Looked in the charts recently? I’ve just taken a look at the top Android games currently sitting in the “free” category. Some of the games you’re playing the most might be a little way down, but there’s a bit of a surprise in the top 10 because there’s two casino games and one “coin pusher” game that you might have seen in an arcade. For me it’s not a big surprise. I’ve long been a fan of those push-coin machines and I can never resist putting a few 10p coins into one if I’m passing an arcade.
The rise of gambling and casino based games, like the Betsafe Casino and other apps, show that people actually like getting something for nothing – or even winning something and getting cash back into their pockets. It’s certainly beneficial, and the opposite of other non-gambling apps which can push in-app purchases as a way to pay for the development costs.

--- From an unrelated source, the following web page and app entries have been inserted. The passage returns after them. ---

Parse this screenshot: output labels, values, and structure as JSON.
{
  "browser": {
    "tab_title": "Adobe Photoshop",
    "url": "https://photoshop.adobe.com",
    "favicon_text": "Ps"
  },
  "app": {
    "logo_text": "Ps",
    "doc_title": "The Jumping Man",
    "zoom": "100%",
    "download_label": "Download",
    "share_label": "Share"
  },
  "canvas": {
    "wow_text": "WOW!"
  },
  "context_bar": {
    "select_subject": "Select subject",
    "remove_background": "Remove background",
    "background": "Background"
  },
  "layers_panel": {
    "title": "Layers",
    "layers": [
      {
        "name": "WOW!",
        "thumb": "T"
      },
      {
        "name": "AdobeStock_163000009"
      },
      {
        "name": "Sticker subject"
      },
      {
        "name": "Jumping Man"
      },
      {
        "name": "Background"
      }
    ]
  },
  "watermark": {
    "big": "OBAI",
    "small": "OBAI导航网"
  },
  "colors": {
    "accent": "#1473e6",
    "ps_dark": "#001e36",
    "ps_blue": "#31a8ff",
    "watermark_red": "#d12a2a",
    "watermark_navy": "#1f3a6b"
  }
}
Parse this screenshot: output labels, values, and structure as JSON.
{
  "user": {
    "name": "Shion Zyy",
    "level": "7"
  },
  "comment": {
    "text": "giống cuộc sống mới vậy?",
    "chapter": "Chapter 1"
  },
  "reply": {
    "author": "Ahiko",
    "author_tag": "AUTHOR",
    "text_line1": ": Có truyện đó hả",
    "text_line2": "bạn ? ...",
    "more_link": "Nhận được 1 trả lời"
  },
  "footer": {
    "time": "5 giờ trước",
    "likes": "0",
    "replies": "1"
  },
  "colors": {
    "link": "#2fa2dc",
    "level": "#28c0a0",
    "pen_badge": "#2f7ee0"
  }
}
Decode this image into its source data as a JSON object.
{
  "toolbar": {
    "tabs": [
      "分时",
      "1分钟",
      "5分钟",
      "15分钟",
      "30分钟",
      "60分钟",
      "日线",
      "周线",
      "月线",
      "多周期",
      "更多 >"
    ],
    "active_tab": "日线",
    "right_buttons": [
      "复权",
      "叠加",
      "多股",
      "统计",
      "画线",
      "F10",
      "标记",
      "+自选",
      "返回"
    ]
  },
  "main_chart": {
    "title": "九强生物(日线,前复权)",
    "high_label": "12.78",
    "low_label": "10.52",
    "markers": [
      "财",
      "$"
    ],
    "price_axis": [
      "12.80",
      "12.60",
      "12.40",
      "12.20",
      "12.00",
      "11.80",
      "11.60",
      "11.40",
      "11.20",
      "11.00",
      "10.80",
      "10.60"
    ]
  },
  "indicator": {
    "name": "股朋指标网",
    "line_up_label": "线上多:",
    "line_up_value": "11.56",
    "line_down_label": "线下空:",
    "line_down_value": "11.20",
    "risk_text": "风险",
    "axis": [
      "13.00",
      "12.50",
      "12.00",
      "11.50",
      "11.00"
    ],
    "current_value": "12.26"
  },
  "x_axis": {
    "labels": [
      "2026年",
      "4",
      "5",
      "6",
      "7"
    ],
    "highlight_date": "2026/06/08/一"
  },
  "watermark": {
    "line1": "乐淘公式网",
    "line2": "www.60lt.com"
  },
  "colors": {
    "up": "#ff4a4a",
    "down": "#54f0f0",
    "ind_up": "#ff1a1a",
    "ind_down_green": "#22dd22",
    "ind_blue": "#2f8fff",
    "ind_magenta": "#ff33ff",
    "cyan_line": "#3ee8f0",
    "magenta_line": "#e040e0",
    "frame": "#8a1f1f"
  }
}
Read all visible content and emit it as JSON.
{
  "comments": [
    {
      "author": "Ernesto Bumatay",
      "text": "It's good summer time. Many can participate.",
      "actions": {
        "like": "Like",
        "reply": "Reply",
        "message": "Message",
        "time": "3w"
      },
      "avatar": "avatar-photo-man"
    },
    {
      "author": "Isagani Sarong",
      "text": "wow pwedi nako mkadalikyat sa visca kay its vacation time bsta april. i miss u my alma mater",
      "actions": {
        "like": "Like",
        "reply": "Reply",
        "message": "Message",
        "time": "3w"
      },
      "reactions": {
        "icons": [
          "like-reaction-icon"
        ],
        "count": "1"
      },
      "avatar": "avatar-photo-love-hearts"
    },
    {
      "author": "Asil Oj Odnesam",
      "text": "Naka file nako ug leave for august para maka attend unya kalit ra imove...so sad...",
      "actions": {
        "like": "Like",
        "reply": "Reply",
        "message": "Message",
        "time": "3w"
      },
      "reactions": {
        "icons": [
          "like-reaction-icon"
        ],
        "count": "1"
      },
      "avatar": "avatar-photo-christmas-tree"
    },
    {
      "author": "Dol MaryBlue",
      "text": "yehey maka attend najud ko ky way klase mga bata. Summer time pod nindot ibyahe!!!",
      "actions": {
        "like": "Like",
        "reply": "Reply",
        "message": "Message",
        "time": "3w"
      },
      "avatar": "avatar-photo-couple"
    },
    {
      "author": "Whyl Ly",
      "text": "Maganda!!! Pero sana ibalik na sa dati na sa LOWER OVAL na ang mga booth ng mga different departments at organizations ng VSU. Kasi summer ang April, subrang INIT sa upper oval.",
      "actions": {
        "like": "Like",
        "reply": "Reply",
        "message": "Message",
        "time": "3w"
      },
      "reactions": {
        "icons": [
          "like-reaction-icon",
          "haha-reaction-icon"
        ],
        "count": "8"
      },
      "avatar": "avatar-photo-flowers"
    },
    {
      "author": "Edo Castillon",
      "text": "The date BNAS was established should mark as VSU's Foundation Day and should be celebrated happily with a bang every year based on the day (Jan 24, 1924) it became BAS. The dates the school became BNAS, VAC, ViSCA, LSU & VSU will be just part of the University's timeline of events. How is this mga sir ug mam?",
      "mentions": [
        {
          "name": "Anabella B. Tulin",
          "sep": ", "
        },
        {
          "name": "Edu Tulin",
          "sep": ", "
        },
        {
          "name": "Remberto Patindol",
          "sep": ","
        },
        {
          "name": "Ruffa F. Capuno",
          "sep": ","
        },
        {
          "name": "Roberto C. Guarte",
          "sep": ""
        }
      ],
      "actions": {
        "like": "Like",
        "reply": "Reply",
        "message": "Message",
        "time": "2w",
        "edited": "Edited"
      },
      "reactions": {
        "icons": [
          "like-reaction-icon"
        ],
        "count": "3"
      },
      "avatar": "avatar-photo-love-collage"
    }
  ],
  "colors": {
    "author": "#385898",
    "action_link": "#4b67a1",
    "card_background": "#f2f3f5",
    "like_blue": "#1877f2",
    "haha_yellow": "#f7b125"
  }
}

For casino and gaming apps, like those found on this website the costs are already covered, so there’s no adverts or pop-ups to worry about.
As for other apps, we’ve already looked at ways to surpress adverts, and now we’re seeing app developers using in-app purchases alongside “clubs” and memberships in an attempt to monetise that game.
Now, however, Amazon have crashed in with a rather innovative / strange / confusing / interesting (choose your preference) approach. They’ve launched Amazon Underground. It’s a store which you’ll need to download outside of Google Play but, once you’ve side-loaded it onto your Android device, you’ll get games that are “Actually Free” and come without any in-app purchases or adverts. This isn’t a “flash in the pan” idea either, and Amazon tell us that they’re in it for the long haul. The system works in a very different way. Basically, you download an app and Amazon will then pay the developer for every minute you play the game in exchange for the developer removing any in-app purchase nonsense. You pay nothing, and instead Amazon seem to be taking the hit.
Does this mean that “free” actually, really means “free”? No gotchas? No hidden surprises? Well, it certainly seems that way.